The lines below that include "right" are to be found and copied.

[Data records for software interfaces]
::::::::
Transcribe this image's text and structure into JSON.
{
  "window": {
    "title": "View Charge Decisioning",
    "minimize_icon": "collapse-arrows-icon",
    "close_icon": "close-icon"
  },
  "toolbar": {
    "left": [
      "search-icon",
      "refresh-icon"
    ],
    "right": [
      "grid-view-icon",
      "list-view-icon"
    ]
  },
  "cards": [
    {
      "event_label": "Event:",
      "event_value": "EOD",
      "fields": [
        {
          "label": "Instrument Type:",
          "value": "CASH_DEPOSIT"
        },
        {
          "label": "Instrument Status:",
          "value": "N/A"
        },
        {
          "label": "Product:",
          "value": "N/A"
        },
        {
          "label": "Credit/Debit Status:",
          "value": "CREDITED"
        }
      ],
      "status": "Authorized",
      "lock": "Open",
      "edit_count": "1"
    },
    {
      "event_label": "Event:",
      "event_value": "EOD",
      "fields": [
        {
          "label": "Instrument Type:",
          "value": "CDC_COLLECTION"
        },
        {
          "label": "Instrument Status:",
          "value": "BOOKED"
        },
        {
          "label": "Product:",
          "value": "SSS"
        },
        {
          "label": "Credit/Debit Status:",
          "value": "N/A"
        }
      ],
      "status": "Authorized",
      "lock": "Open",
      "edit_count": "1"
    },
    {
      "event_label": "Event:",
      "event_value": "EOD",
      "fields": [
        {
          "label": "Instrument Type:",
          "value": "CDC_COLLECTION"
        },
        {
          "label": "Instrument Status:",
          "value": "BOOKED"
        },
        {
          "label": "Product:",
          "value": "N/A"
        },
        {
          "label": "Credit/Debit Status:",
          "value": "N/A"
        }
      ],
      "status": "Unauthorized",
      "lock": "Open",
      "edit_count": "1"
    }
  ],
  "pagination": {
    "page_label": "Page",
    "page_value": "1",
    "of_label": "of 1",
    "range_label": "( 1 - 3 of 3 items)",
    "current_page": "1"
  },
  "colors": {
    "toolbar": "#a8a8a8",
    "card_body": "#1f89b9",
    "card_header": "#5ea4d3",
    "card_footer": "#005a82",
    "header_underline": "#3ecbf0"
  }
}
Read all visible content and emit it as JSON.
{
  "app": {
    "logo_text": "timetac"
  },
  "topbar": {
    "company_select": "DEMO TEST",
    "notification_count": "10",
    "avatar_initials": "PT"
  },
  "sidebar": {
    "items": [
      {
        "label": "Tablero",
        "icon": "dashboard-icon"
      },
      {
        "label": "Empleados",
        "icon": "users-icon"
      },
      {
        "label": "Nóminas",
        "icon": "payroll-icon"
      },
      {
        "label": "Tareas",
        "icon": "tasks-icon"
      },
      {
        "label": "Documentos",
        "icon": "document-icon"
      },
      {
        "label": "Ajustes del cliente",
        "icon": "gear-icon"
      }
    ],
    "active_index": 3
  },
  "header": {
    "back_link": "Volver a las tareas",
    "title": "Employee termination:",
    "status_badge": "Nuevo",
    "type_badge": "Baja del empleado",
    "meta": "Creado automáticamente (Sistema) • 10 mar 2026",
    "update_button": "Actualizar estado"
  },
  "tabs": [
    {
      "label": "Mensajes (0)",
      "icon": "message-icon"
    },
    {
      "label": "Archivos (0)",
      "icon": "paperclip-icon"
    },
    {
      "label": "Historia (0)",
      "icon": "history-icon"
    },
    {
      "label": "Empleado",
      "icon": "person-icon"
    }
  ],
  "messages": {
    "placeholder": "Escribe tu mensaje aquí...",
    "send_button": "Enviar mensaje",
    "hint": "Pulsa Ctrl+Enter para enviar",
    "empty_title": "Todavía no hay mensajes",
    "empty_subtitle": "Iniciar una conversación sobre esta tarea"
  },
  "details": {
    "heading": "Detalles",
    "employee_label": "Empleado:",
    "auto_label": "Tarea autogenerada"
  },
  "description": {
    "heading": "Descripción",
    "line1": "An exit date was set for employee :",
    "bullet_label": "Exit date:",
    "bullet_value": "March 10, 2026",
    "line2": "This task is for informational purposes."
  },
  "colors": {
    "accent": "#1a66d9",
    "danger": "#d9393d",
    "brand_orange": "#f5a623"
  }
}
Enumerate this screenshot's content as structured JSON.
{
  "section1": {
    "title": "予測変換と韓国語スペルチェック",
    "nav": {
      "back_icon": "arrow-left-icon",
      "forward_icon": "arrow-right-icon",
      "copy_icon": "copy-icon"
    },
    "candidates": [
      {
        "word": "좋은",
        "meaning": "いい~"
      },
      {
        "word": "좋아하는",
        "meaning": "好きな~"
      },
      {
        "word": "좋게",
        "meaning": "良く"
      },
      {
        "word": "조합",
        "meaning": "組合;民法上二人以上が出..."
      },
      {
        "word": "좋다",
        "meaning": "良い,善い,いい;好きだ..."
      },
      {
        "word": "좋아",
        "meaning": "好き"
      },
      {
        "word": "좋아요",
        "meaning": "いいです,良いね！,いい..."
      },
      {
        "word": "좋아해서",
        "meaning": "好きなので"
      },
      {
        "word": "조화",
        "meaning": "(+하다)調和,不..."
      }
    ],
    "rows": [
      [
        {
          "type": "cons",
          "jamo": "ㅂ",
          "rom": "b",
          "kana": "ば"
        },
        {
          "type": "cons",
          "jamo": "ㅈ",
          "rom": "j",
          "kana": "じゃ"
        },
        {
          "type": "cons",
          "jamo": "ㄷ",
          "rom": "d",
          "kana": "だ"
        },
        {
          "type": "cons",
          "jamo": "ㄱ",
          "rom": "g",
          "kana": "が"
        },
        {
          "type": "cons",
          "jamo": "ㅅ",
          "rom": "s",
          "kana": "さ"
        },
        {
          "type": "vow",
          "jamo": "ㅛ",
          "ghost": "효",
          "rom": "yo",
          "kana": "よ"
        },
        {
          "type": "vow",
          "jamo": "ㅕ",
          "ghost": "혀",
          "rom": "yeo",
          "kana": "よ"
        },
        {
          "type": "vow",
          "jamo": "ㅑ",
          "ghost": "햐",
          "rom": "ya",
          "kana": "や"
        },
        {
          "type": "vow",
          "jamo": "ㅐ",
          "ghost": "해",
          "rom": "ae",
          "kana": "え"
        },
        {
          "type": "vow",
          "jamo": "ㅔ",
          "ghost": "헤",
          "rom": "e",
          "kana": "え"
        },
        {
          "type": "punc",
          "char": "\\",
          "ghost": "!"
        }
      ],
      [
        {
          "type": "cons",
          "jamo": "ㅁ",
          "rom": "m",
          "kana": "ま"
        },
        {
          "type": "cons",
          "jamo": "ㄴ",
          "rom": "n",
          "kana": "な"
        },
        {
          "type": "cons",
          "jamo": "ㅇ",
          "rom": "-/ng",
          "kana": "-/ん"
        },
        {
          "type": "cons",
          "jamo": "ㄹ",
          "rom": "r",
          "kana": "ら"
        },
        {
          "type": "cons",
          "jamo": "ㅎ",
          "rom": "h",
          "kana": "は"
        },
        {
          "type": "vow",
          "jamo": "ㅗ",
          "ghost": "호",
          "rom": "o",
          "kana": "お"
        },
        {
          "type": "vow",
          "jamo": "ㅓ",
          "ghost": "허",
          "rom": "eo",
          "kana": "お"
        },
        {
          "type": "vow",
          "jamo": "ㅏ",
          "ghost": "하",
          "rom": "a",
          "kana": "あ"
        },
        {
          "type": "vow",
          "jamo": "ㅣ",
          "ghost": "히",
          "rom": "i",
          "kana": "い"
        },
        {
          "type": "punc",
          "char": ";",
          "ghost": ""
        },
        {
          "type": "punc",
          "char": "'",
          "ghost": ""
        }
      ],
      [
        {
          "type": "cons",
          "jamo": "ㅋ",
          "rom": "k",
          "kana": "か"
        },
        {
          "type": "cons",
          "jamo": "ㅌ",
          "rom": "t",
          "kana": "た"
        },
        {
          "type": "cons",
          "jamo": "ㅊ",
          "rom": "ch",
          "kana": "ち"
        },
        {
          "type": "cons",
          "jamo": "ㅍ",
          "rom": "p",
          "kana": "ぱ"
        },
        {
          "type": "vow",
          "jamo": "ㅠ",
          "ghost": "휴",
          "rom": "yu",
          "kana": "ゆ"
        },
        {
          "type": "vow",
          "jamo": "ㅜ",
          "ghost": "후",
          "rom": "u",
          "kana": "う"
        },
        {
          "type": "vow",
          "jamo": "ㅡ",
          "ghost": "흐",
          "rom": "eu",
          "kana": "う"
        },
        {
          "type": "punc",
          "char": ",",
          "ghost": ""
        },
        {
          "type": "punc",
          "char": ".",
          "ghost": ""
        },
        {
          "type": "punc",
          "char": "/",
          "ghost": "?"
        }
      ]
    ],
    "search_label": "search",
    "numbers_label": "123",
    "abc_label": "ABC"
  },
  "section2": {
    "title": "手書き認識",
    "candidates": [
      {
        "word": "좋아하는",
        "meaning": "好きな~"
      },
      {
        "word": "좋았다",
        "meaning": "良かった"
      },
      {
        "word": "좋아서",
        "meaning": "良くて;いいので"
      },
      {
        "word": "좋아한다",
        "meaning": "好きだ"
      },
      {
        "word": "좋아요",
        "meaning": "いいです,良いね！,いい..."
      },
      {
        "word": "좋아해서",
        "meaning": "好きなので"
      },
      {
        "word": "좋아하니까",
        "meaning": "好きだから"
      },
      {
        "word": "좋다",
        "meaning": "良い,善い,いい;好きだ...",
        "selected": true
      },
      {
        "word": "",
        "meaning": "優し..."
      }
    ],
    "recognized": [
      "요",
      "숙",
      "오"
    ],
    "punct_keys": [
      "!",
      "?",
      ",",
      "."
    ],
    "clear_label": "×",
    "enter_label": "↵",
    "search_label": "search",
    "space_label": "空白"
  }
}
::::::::
**OUTPUT:**
    "right": [
      "forward_icon": "arrow-right-icon",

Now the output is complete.